The flag of Andújar (photo, photo, photo), adopted on 28 May 1992 by the Municipal Council and approved on 12 November 1993 by the Royal Academy of History, is prescribed by Decree No. 27, adopted on 8 February 1994 by the Government of Andalusia and published on 18 March 1994 in the official gazette of Andalusia, No. 34, p. 2,100 (text). This was confirmed by a Resolution adopted on 30 November 2004 by the Directorate General of the Local Administration and published on 20 December 2004 in the official gazette of Andalusia, No. 246, pp. 28,986-29,002 (text).
The flag is described as follows:

Flag: Rectangular panel, in proportions 2/3, horizontally divided into three stripes of equal width, the central, crimson red, and the two other, white. In the center a white sturgeon superimposed to two yellow keys crossed per saltire.

The coat of arms of Andújar is "Per fess, 1a. Gules a castle or masoned sable port and windows azure, 1b. Argent an eagle vert, 2. Azure a three-arched bridge argent over waves azure and argent charged with a fish argent and two keys or in saltire. A bordure argent charged with three lions rampant gules crowned or. The shield orled by an oval bordure and surmounted by a Royal crown."
The lower quarter represents the arms granted by Ferdinand III the Saint, emphasising the significance of the bridge and of the town for the Christian reconquest of the region. The waves and the fish symbolize river Guadalquivir while the keys guard the border. The upper quarters were granted by Henry IV, who subsequently added the bordure charged with the Royal arms of León and the title of "Muy Nombre y Muy Leal". The castle represents the Kingdom of Castile, while the eagle represents the generosity of Andújar.
The arms are in unofficial use, since they were never officially approved or "rehabilitated".
Municipal website]

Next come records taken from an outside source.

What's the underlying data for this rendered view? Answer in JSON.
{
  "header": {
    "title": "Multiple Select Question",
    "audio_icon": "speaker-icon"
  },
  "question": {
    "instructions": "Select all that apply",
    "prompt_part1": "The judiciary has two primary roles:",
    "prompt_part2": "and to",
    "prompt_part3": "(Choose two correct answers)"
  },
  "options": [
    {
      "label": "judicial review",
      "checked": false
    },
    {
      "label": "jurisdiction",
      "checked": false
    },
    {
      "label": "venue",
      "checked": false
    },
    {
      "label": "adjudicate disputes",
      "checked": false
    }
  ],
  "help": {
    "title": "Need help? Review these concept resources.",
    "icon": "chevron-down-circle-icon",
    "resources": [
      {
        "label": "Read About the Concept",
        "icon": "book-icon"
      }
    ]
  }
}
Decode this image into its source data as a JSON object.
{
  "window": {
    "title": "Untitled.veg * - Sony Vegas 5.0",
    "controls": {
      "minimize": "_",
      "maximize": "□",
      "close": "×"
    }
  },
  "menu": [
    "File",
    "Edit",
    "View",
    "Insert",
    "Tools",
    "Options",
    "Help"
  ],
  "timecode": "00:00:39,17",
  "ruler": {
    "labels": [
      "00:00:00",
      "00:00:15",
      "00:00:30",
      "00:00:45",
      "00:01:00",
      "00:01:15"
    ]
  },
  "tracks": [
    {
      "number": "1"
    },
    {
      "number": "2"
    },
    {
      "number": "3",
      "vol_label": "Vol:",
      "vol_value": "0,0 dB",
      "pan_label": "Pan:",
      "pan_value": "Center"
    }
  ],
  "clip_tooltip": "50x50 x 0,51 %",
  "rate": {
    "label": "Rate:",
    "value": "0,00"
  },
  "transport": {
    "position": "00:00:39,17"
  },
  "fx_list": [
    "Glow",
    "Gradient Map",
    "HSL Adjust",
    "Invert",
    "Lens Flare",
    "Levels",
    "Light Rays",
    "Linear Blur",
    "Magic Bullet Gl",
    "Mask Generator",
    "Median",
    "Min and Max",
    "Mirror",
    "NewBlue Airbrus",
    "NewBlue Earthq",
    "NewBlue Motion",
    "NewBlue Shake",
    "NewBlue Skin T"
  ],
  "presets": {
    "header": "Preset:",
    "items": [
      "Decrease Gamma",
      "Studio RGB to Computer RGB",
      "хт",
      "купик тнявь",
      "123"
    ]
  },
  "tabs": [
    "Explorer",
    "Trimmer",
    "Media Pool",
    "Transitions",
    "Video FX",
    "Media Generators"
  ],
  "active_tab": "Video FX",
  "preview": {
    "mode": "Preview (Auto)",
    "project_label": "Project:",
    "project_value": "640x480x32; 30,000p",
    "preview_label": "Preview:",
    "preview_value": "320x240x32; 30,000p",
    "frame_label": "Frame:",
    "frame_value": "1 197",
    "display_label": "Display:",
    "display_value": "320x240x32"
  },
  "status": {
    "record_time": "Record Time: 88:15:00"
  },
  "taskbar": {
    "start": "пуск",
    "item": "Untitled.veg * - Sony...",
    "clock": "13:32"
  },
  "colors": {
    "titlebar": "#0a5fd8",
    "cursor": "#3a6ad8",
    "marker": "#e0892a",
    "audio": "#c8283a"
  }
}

The Royal Academy of History accepted the proposed flag, not without reluctance. The flag features two elements from the historical arms of the town, a fish and two keys. The selection of these two elements is very disputable, since they are neither the oldest nor the most characteristic charges of the arms. The fish, also presented as a sturgeon, is a mere mundane detail added in the past to the water represented under the bridge. In contrast, the eagle could be used as a characteristic emblem of the town; the eagle is not "a clear reference to the Imperial expansion" as erroneously claimed in the supporting memoir. It is indeed a very old charge featured on the seals of the Council of Andújar, shown, together with the two keys, on the oldest known seal of the town, dated 1282.
[Boletín de la Real Academia de la Historia, 1994, 191:1, 164]

Ivan Sache, 30 November 2015